▶ Exercise instructions:
Only one stretch of the records below should be repeated. It starts with the line containing "Read all visible content and emit it as JSON." and goes on through the line containing "Parse this screenshot: output", exactly as written.

━━━━

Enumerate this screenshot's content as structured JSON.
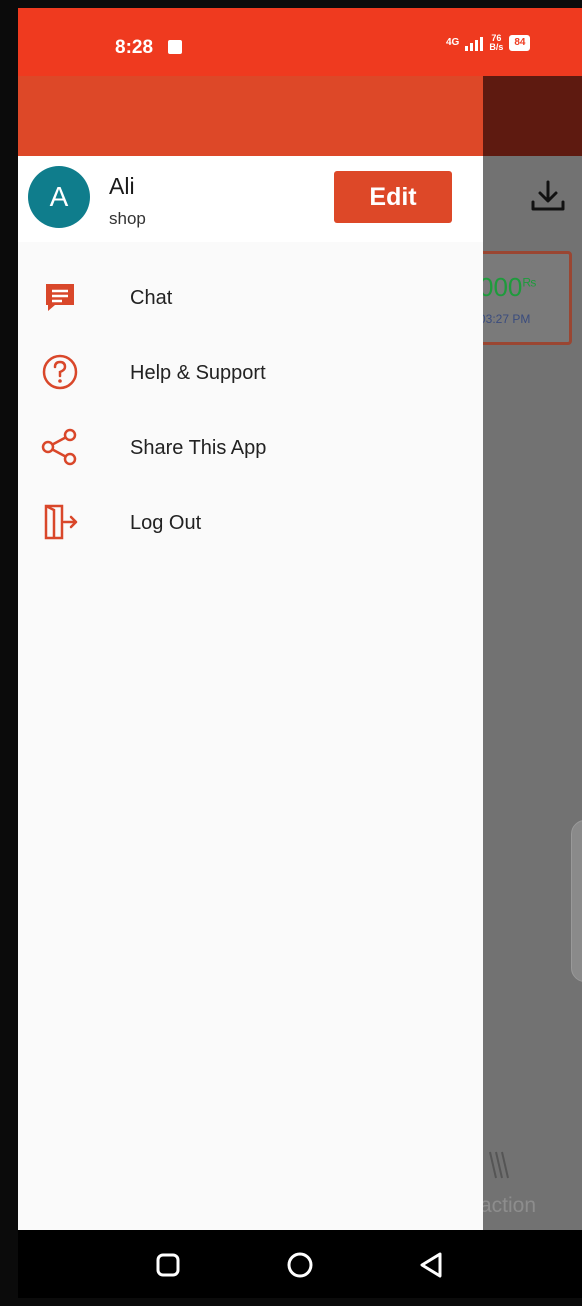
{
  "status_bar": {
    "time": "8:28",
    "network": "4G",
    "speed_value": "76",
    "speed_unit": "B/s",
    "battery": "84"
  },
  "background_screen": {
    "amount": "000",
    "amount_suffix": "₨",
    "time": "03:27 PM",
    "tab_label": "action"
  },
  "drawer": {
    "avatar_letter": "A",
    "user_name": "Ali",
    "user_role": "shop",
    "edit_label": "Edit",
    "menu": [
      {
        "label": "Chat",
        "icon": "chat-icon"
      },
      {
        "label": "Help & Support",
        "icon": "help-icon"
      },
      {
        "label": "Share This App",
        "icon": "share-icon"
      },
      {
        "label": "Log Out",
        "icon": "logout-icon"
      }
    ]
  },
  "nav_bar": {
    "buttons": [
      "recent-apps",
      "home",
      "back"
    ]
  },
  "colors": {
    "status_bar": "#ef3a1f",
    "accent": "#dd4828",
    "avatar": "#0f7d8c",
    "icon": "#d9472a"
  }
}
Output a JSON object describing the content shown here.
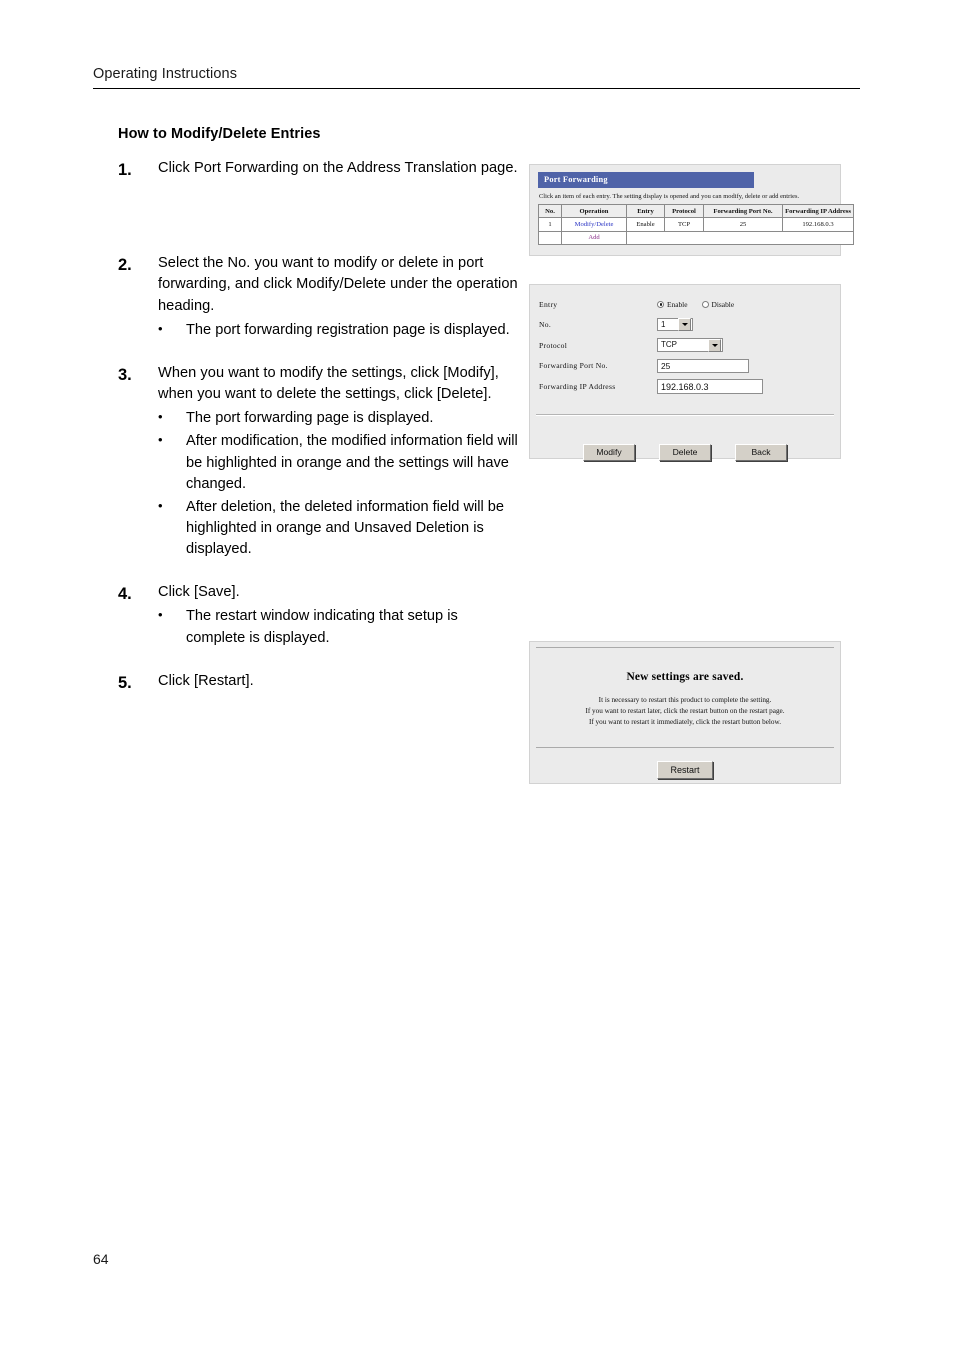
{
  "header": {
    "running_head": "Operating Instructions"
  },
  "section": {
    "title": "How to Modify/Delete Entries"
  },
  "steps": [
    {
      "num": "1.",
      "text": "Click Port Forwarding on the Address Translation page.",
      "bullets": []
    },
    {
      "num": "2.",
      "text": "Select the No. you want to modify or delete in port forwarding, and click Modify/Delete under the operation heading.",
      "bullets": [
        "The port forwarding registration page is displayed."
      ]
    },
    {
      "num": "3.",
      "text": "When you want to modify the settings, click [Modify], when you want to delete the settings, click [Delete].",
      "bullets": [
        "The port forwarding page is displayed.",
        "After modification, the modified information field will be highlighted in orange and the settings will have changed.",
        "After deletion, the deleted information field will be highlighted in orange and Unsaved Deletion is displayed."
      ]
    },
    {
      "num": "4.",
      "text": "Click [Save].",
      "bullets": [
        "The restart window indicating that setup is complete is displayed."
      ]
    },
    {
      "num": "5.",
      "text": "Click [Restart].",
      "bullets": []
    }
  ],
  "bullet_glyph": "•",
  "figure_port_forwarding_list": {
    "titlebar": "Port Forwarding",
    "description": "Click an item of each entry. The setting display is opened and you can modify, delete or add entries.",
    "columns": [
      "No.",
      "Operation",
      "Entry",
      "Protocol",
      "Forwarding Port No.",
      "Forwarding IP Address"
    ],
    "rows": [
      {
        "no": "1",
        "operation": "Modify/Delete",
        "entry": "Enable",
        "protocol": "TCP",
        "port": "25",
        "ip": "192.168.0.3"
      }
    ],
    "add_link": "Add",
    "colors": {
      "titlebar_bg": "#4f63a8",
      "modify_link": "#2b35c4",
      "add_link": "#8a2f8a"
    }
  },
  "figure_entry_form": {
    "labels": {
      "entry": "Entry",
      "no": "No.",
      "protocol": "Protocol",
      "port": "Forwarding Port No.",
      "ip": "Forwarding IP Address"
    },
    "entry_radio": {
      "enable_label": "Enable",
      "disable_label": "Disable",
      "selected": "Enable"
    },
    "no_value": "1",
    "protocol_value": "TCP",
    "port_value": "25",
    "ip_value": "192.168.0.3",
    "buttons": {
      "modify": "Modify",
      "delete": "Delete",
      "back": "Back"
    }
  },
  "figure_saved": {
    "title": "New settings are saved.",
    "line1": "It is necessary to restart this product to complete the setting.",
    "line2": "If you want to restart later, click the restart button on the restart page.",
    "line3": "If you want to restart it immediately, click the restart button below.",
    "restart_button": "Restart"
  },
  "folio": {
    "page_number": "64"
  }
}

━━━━

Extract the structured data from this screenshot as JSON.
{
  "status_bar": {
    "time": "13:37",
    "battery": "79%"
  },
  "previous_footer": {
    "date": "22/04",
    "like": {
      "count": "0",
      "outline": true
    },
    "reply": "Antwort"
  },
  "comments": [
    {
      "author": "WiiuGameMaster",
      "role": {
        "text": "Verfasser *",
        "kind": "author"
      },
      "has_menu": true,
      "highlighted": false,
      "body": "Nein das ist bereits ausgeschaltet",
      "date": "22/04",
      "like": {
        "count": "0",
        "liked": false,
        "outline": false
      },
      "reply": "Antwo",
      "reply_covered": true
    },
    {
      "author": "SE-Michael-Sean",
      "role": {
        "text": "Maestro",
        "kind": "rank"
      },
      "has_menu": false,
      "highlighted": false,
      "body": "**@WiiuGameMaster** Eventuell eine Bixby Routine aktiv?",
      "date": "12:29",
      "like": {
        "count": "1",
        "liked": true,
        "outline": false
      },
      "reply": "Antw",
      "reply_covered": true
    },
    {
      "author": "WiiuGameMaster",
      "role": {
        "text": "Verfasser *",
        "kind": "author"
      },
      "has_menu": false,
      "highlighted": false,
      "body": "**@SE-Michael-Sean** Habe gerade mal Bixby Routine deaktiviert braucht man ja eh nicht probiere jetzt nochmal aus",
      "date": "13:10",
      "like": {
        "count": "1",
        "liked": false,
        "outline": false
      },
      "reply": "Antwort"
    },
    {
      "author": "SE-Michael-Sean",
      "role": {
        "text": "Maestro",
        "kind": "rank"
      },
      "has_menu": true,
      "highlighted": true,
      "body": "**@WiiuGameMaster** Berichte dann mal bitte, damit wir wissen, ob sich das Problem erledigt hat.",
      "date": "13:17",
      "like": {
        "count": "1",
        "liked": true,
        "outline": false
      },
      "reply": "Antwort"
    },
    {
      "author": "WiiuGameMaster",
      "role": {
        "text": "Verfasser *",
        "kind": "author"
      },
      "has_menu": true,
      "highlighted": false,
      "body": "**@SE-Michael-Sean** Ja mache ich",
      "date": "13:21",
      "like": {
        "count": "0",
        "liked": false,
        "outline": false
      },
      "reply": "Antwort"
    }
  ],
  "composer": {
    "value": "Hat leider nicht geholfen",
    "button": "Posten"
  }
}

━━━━

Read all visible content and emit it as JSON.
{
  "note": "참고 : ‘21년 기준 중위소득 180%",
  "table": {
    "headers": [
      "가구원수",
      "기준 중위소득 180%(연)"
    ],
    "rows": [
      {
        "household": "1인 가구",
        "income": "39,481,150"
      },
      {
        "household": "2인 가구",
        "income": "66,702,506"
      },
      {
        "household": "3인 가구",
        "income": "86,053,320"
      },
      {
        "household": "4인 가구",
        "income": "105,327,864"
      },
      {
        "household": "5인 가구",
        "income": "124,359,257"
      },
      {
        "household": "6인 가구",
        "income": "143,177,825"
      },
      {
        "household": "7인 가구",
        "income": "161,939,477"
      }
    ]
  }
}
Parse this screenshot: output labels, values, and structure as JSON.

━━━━

▶ Reply:
Read all visible content and emit it as JSON.
{
  "note": "참고 : ‘21년 기준 중위소득 180%",
  "table": {
    "headers": [
      "가구원수",
      "기준 중위소득 180%(연)"
    ],
    "rows": [
      {
        "household": "1인 가구",
        "income": "39,481,150"
      },
      {
        "household": "2인 가구",
        "income": "66,702,506"
      },
      {
        "household": "3인 가구",
        "income": "86,053,320"
      },
      {
        "household": "4인 가구",
        "income": "105,327,864"
      },
      {
        "household": "5인 가구",
        "income": "124,359,257"
      },
      {
        "household": "6인 가구",
        "income": "143,177,825"
      },
      {
        "household": "7인 가구",
        "income": "161,939,477"
      }
    ]
  }
}
Parse this screenshot: output labels, values, and structure as JSON.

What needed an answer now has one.